The bodies of elite athletes are the result of good genetics, training, rest, and diet. A combination that is unattainable for most people.
At the same time, even athletes at their ideal competition weight can look different. One may be more chiseled, while another athlete may have more fat at their peak form.
Sprint to look like a sprinter
What is the ideal body fat level?
We commonly admire “chiseled” athletic bodies. Weight loss is associated with success and determination. Social media reinforces the notion that thinner is better. We see athletes in top form that is short-lived and sometimes unhealthy.
Thinner works, but only up to a point.
What do studies say?
One study on amateur runners (men) looked at the association between body fat percentage and marathon completion time.
The sample of runners was quite diverse:
- The average % fat of the runners was 16% (range 8-25%).
- Age ranged from 18 to 72 years.
- Running speed in training sessions ranged from 7.7 to 15.5 km/h.
- Number of years trained from 0.5 to 35 years.
What did they find?
17-18% body fat appears to be the threshold, according to this study, where body fat starts to be a hindrance to performance. At lower body fat percentages, running performance was related to the number of miles run per week, days trained, and pace during their pre-marathon runs.
Some people naturally have more body fat, differently distributed body fat, and % body fat alone is not indicative of overall body condition.
“But after all, lighter runners run better!

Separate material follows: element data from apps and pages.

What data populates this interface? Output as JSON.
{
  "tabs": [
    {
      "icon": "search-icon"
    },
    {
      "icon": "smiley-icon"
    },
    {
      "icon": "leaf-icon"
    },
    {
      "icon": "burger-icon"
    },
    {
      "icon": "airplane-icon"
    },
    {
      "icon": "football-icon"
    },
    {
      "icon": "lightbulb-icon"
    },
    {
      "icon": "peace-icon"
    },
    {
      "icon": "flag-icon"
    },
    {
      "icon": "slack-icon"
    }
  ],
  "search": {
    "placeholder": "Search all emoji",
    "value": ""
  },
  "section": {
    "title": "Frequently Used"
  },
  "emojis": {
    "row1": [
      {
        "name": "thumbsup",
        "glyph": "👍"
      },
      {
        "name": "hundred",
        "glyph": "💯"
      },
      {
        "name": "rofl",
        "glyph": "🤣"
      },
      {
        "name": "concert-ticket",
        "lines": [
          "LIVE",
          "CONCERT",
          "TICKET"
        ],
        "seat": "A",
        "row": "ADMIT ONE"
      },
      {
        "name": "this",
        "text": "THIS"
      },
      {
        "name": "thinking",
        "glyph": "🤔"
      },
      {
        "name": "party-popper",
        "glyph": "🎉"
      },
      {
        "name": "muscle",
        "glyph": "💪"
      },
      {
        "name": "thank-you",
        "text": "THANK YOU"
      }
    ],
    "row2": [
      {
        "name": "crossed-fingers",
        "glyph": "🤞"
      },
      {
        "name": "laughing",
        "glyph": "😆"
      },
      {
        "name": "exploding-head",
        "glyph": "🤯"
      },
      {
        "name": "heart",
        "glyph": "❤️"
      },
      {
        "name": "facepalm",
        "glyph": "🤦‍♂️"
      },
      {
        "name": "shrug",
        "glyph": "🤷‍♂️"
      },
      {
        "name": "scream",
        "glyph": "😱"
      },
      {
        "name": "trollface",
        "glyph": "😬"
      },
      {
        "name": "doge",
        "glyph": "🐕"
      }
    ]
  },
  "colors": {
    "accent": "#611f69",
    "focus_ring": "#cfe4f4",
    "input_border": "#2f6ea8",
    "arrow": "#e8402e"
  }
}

Look at the Ethiopian runners!”
Losing weight will improve performance in runners who have excess body fat, but trying to lose the last 2-3kg before a race doesn’t help. Not even for elite athletes.
Recently a study came out on 23 elite race-walkers that had a high rate of control. From their training to body composition measurements to food.
Over the course of 9 days, the walkers were divided into two groups. A control group and a weight loss group. After 9 days, both groups had a day where they replenished their energy and glycogen stores. This was followed by a 10km race.
Both groups improved their performances over the 9 days.
- their weight changed minimally
- Improved performance by 4.5% ± 4.1%, approx. 127s.
Weight loss group:
- They lost approx. 2kg (1.6kg body fat) – 3% of their total body weight
- improved performance by 3.5% ± 1.8%, approx. 92 s.
Another study on 50 elite cyclists showed:
- All riders believed that achieving a minimum body weight, especially a low percentage of body fat, should be critical for maximal performance. However, there was no significant correlation between body fat percentage and performance (!)
- Cyclists with chronically low caloric intake did have lower % body fat, but they also had reduced performance at higher training loads, lower testosterone levels, and lower bone density!
What to take from this?
Even if we assume that a relatively lean runner would reduce weight, it is unlikely to help him or her significantly improve performance. Realistically, when losing weight, not only is fat lost, but muscle mass, water and glycogen stores are lost at the same time! This may ultimately have a greater negative effect than the potential benefit of a small weight loss.
A lighter runner is not necessarily a better one. Dropping the last 2-3 kg will not add to performance, while the weight loss itself may worsen overall performance.
Maybe that’s why we see carb-loading before a marathon and not weight-cutting like in MMA or bodybuilding 😉 .
For relatively lean athletes, it’s important to focus on training, not trying to drop 1% fat at any cost.
Focus on performance! This can mean increasing strength, and muscle mass, improving overall nutrition, fueling, and sleep.